“Everyone consulted for this article stressed that, despite the massive diversity across the continent in terms of language and local customs, success for one African developer is good for all of them.”
At Gamechurch, M. Joshua Cauller discusses how the limited verb set of Oxenfree contributes to the poignant sense of intimacy in its friendships, At Vice, Kaitlin Tremblay looks at Oxenfree alongside Tales from the Borderlands and Life is Strange, to discuss the value of platonic relationships in storytelling.
- Oxenfree: The Beauty of Traveling Together
- Why I’m Looking Forward to More ‘Just Good Friends’ Relationships in Video Games
Yet more talk of friendship comes out in a video about Undertale by Rantasmo.

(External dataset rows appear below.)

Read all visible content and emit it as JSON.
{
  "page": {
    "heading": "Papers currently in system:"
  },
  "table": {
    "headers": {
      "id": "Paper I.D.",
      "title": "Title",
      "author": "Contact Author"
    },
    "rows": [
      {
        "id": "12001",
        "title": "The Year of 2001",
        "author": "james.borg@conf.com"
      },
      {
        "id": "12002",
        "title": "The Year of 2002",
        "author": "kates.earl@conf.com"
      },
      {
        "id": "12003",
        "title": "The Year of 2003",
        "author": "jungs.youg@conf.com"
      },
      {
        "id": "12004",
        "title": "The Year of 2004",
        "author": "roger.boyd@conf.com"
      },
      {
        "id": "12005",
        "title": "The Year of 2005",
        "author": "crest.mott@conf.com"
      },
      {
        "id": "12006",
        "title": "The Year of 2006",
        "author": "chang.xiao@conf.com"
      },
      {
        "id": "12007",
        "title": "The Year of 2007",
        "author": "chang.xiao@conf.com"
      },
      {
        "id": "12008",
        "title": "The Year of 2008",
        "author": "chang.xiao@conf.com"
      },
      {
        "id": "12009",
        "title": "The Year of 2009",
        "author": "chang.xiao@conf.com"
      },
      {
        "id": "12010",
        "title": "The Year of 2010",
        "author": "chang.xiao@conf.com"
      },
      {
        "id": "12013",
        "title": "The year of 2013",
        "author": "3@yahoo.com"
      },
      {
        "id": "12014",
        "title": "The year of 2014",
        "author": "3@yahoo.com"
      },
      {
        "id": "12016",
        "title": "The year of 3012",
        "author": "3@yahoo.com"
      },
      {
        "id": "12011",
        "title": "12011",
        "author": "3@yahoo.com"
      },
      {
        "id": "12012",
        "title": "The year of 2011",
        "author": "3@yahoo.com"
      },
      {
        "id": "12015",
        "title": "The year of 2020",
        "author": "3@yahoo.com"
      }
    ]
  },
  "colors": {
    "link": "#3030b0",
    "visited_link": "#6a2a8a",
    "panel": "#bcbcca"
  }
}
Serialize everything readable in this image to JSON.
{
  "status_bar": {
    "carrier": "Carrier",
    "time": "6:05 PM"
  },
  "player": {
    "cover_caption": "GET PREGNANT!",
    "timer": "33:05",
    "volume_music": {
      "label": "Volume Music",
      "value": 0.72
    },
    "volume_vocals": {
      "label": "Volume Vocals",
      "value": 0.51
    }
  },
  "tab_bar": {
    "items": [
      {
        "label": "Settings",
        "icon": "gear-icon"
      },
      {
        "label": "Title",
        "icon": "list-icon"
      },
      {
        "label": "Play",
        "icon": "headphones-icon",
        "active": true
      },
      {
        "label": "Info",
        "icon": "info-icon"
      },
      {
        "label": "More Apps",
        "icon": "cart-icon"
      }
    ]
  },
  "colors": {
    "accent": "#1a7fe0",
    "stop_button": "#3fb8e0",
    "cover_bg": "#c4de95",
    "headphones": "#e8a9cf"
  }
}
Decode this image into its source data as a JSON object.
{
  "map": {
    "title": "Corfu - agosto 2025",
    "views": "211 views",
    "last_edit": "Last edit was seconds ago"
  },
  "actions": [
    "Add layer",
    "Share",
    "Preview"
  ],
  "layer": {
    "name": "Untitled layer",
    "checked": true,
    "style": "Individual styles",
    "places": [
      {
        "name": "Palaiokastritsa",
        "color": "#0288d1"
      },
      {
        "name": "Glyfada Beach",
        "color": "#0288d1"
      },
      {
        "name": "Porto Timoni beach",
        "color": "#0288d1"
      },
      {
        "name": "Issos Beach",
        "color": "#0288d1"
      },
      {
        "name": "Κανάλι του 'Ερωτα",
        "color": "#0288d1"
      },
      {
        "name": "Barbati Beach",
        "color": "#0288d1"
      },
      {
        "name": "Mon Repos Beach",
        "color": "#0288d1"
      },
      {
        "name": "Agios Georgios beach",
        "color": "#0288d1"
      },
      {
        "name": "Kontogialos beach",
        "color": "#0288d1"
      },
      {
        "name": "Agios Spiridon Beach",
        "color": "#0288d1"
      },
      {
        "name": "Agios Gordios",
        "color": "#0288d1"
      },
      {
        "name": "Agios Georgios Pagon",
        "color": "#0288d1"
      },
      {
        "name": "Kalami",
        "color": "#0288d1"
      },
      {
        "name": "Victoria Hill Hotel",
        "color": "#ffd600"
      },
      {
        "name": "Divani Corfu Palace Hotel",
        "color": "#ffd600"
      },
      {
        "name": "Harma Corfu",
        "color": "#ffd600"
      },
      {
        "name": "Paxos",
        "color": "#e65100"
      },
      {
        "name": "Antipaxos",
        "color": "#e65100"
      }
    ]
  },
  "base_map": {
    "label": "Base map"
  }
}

Also on Undertale, a meta-post about Let’s Play videos on Looping World discusses the game’s “manipulative soul”.
Matthew Kumar’s post on Watch Dogs and Ed Smith’s article on Grand Theft Auto both call out the games’ racism in connection with portrayals of urban crime.
- Every Game I’ve Finished — Watch Dogs (Sony PlayStation 4)…
- Grand Theft Auto and the airbrushing of history
“Watch Dogs is the kind of crap where you don’t feel like whoever laid the egg even really needed a shite in the first place. It’s not just crap, but pointless.”
“Watch Dogs is a racist video game. That’s not to say it is a bigoted video game—this isn’t pointed. It’s simply the kind of thoughtless everyday racism that infests most cultural works.”
“In an act of rewriting of history so blunt and tactless only game critics could miss it, Rockstar doesn’t [simply] attempt to justify the white system – it tries to extricate it from implication entirely”
Frida Svensson shared the first part of her study on how character creators handle race, while Sara Rodriguez wrote a piece interviewing women of colour in game development about how ethnicity affects their work.
- Options for Ethnicity in Character Creators, Part 1: Race in Games
- How Does Ethnicity Influence Game Design?
Two writers this week pointed out the right-wing rhetoric at work in videogames: Edward Smith at the International Business Times, and Joe Köller on Medium.
“They consistently advocate right-wing ideology; ideology that has become particularly visible during the lead up to this year’s US Presidential election. Jingoism and capitalism rule in video games. To that extent, they act as a mouthpiece for the American right-wing – they are themselves Republican demagoguery.”
“Games criticism, in its current form, is the eager accomplice of canon. We happily turn the alleged importance of “smart” games into self-fulfilling prophecies, placing their creators on the thrones of a history we’ve allowed them to write.”
A trio of writers (Jace and Taylor Hidalgo and Riley MacLeod) gave their unbiased critical assessments on journalistic integrity sim The Westport Independent, and Dante Douglas also chimed in with criticism of the game’s politics.
- Out of Three – The Westport Independent
- Take on censorship, propaganda, and rebellion in The Westport Independent
Finally, a pair of videos on the history of conflict in game development and game settings. First, a “past mortem” on Hideo Kojima’s troubled relationship with Konami, and then a leisurely chat between Bob Whitaker and John Moran Gonzalez on how Red Dead Redemption portrays the Wild West:
Wait, hang on…
These final articles have nothing to do with each other, but I couldn’t bear to leave the two wallflowers out in the cold while all the others got paired off. Here’s Simon Schreibt sharing some interesting technical details about the design of videogame fishtanks, and Todd van Luling explaining why it’s very likely that Michael Jackson wrote the soundtrack for Sonic 3.
And that’s all for this week. I hope you enjoyed travelling together on this little discursive road trip; if you want to comp us for gas/petrol, you can do that with Patreon, Recurrency, or Paypal. Got suggestions about some spots we should visit next week? Send them through Twitter or by email.